Dermacentor andersoni Stiles
Pest Stats
Color: Brown, becoming grayish when engorged
Legs: Larvae have 6 legs, nymphs and adults have 8 legs
Shape: Oval, flattened
Size: 1/8” (3.2 mm) un-engorged; 5/8” (16.5mm) engorged
Antennae: No
Region: Rocky Mountain states

The Rocky Mountain wood tick — also known more simply as the wood tick — gets its name from its primary distribution in the Rocky Mountain states and its preferred habitat of wooded areas.

Habits

Similar to the lone star tick, the Rocky Mountain wood tick is considered a three-host tick because each feeding stage requires a different host. This tick species becomes active with the first warm days of spring, usually feeding from mid-March to mid-July — when humans are most susceptible to wood tick-related diseases. Larvae and nymphs feed mainly on rodents such as voles, chipmunks and squirrels. Adults prefer to feed on medium to large animal hosts including sheep, deer and humans.



Habitat

Rocky Mountain wood ticks are usually found in wooded areas with low-growing vegetation, open grasslands and around trails. This tick is found at higher densities at lower elevation. This environment helps them easily attach to a passing host that brushes against the vegetation. Nymphs and adults overwinter in ground debris.



Threats
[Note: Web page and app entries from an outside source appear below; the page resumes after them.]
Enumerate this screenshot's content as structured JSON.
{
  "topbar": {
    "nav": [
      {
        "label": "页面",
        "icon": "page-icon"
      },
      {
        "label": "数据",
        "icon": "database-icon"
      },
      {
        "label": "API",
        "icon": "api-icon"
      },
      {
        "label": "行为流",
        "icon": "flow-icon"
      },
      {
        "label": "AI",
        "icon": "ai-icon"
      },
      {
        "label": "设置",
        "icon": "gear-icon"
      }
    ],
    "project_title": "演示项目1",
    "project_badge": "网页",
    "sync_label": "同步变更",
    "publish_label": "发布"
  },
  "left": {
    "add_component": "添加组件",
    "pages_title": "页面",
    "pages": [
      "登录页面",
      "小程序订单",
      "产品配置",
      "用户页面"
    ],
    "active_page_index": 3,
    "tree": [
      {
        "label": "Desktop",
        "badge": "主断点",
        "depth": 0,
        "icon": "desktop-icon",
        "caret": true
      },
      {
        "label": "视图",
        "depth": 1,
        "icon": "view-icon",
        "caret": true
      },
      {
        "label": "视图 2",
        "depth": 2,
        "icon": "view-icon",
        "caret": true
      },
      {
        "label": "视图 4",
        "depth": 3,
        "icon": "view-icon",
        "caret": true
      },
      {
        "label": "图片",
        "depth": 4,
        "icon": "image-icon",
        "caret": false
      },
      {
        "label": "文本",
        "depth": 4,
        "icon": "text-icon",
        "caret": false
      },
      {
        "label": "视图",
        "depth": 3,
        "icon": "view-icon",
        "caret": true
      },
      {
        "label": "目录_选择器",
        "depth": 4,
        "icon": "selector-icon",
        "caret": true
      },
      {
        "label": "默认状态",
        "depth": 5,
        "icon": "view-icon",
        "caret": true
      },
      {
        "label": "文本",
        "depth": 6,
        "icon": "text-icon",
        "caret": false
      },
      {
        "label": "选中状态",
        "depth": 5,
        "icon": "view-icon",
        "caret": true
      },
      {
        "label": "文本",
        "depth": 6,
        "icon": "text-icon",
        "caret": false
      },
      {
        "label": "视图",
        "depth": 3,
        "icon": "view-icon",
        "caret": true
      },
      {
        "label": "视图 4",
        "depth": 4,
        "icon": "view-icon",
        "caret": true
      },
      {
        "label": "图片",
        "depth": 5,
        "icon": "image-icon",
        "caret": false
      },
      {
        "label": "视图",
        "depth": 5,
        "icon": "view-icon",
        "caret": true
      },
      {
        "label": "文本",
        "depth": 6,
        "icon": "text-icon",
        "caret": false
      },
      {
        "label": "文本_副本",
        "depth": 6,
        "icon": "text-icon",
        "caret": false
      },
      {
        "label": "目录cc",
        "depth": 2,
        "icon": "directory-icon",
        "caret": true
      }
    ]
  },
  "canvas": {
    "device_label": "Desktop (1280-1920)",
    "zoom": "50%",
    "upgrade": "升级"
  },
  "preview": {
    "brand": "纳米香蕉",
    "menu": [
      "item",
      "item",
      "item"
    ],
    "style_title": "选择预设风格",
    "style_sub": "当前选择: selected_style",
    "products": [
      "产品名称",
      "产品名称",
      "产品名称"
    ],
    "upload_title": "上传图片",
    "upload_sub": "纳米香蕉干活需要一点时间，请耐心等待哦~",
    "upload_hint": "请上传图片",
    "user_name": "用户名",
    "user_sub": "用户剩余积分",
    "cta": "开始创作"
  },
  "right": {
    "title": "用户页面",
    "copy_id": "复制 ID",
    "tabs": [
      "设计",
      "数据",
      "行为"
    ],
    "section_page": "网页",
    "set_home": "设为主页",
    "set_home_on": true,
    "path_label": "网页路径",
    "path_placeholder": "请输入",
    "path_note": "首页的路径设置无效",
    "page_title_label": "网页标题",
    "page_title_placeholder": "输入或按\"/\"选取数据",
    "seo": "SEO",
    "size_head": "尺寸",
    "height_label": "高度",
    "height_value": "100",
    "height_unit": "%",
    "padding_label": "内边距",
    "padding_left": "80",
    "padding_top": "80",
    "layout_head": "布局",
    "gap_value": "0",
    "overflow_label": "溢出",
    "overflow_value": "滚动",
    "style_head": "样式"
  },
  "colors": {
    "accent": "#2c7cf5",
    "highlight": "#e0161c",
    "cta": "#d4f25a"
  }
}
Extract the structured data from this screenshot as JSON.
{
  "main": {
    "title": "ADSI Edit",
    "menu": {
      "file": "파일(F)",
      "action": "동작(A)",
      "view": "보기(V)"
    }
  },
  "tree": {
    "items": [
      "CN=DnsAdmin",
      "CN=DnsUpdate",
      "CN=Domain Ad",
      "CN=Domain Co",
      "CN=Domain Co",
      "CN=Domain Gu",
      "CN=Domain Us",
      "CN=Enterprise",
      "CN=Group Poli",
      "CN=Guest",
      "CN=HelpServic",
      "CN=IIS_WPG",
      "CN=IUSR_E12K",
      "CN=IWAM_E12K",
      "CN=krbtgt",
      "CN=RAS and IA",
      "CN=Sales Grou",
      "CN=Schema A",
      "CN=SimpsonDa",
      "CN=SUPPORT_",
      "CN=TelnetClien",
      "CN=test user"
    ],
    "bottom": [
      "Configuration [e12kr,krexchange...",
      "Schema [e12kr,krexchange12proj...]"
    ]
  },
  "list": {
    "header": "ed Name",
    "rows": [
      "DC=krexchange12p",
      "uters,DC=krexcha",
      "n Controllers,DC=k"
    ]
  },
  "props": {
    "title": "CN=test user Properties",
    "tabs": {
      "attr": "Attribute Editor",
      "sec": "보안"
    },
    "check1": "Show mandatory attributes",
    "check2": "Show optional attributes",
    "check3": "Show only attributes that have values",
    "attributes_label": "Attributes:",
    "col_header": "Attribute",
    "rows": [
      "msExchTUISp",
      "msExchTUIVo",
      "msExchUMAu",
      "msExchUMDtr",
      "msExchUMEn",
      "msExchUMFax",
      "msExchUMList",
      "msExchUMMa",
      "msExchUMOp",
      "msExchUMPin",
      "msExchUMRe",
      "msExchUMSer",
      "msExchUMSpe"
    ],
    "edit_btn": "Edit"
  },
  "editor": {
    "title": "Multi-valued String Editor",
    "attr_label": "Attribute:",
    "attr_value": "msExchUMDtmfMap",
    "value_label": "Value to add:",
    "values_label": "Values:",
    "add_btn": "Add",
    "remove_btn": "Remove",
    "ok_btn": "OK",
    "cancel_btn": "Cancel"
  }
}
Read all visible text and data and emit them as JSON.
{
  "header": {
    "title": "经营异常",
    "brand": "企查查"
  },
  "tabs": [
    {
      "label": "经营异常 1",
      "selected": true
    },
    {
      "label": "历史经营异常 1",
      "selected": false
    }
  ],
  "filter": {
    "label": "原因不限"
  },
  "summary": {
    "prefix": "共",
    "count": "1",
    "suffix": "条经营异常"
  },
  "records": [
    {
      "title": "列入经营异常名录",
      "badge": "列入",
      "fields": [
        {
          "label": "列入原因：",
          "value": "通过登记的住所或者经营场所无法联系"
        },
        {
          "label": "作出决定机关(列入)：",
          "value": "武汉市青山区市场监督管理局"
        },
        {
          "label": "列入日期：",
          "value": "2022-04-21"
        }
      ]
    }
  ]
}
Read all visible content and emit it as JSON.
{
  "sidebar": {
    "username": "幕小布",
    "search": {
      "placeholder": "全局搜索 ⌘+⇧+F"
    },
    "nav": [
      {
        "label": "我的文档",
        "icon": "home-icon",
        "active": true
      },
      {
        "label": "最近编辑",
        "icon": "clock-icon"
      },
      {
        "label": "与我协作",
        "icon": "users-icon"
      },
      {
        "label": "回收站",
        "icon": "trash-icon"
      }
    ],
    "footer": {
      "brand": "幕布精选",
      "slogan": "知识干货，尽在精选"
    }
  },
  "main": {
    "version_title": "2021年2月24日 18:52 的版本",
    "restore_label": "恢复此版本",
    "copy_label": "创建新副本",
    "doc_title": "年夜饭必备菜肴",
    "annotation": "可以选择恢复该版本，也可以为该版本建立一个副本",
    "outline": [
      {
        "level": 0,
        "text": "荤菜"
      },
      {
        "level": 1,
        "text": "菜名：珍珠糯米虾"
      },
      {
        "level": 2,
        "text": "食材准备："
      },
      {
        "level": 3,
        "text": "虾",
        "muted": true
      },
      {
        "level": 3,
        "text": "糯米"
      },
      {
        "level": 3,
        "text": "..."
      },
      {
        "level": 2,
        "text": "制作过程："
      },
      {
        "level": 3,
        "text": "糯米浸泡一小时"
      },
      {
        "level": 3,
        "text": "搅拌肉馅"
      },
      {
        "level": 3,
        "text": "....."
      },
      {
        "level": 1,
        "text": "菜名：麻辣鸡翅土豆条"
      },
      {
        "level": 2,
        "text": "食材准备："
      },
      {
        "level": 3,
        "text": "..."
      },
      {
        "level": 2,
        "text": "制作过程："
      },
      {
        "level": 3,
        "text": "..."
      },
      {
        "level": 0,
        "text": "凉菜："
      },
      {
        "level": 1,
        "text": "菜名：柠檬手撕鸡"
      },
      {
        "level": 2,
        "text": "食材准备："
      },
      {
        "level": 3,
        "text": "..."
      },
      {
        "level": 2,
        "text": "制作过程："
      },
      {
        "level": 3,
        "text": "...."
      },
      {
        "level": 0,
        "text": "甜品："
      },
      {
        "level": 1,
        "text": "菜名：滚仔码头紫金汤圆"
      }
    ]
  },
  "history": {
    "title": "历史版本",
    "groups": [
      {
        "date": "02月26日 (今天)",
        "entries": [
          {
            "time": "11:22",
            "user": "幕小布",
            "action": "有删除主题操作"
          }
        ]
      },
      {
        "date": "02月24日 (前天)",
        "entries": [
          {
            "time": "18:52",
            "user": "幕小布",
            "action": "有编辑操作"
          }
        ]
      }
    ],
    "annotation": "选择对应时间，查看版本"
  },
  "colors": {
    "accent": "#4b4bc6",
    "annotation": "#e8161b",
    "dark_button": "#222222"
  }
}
The Rocky Mountain wood tick is a primary vector of Rocky Mountain spotted fever, a severe infectious disease with a mortality rate of more than 20 percent. A tick needs to be attached for more than two hours before the disease is transmitted, so early detection is key. The main symptom is a full body rash that develops 2-5 days after the bite.

This tick species can also transmit Colorado tick fever and tularemia, and is known to cause tick paralysis when it feeds for at least 5-6 days.